> _Instructions for the task_:
Every line of the data that includes "Free" should be copied out.

[Supplied data]

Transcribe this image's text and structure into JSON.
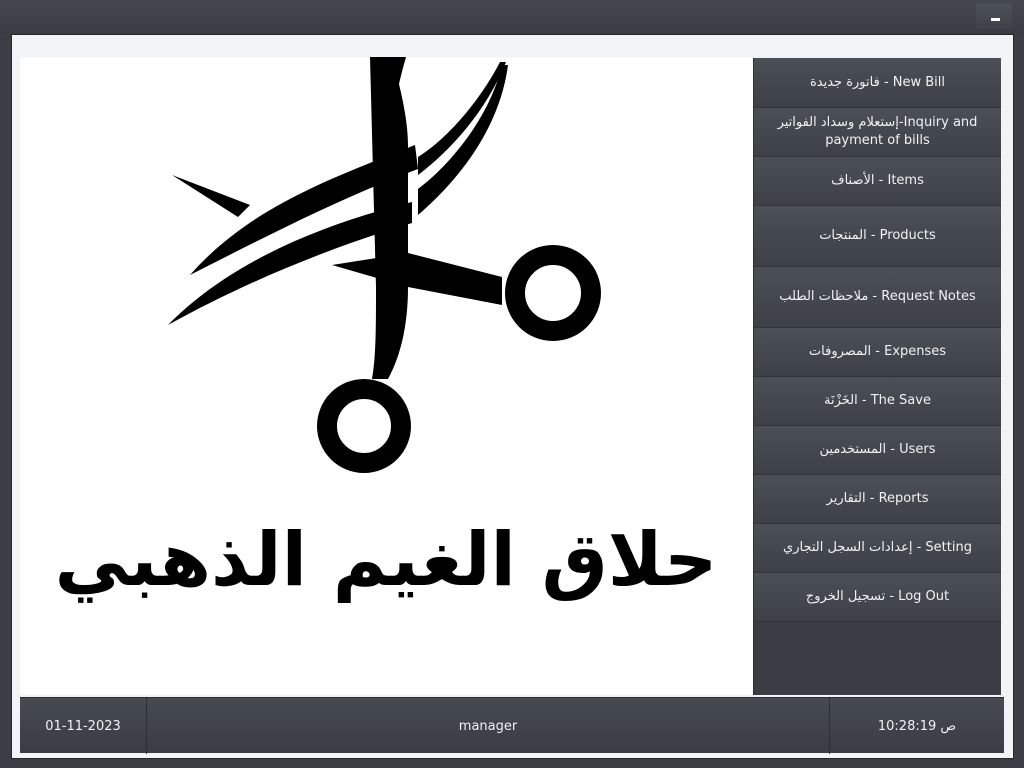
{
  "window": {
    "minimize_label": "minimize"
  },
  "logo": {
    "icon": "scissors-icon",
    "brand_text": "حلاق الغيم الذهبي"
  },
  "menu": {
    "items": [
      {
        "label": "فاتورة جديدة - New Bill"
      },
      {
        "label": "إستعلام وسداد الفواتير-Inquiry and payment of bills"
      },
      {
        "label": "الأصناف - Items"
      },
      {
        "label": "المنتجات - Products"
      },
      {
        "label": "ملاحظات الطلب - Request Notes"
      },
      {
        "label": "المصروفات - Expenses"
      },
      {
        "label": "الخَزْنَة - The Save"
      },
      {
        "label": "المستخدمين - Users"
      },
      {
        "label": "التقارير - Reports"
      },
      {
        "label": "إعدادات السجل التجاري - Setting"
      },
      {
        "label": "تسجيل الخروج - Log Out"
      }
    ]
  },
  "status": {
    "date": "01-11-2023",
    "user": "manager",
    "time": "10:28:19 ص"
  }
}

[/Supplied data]
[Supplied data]

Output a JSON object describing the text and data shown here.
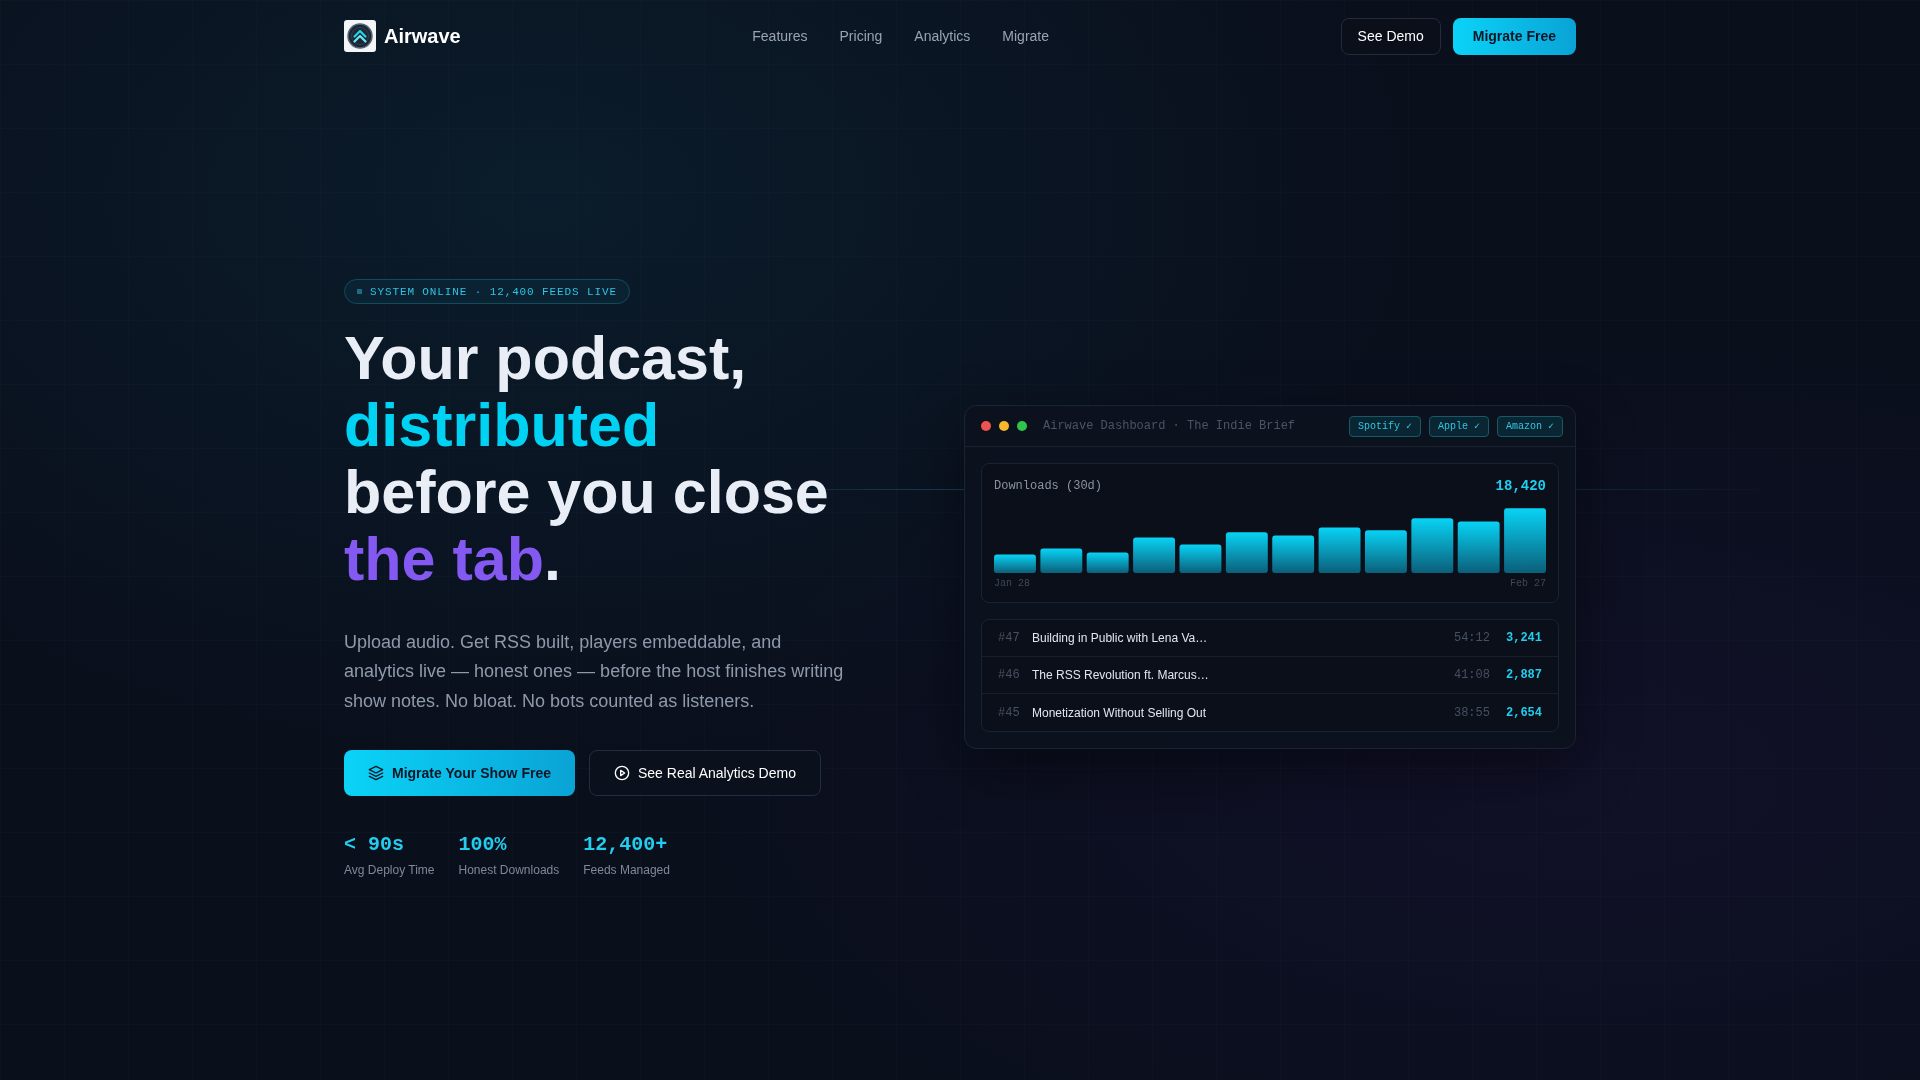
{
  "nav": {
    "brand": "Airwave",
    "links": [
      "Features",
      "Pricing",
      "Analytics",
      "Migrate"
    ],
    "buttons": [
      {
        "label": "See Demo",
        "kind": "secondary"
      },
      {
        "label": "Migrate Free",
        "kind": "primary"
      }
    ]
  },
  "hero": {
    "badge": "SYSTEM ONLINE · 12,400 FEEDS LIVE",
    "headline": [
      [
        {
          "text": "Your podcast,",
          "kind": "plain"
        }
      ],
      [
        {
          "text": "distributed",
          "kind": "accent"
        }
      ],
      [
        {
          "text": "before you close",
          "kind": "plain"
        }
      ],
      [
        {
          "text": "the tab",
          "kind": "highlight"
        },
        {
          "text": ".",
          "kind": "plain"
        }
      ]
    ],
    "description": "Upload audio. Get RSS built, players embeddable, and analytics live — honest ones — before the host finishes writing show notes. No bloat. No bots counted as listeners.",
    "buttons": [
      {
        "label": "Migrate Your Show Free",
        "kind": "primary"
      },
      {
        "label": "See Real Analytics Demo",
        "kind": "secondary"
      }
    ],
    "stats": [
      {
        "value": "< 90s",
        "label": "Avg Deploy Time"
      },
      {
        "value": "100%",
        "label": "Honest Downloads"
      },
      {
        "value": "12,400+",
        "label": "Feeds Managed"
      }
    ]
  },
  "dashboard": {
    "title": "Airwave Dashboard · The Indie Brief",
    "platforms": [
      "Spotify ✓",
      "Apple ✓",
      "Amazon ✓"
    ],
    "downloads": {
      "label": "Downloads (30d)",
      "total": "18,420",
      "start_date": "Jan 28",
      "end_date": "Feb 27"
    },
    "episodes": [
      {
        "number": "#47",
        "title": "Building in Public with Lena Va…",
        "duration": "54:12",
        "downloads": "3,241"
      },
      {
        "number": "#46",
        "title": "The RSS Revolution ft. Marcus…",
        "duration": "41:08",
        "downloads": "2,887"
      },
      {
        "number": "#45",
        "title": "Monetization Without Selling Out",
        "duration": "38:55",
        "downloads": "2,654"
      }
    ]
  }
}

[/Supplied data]

> _Result below_:
        "label": "Migrate Free",
        "label": "Migrate Your Show Free",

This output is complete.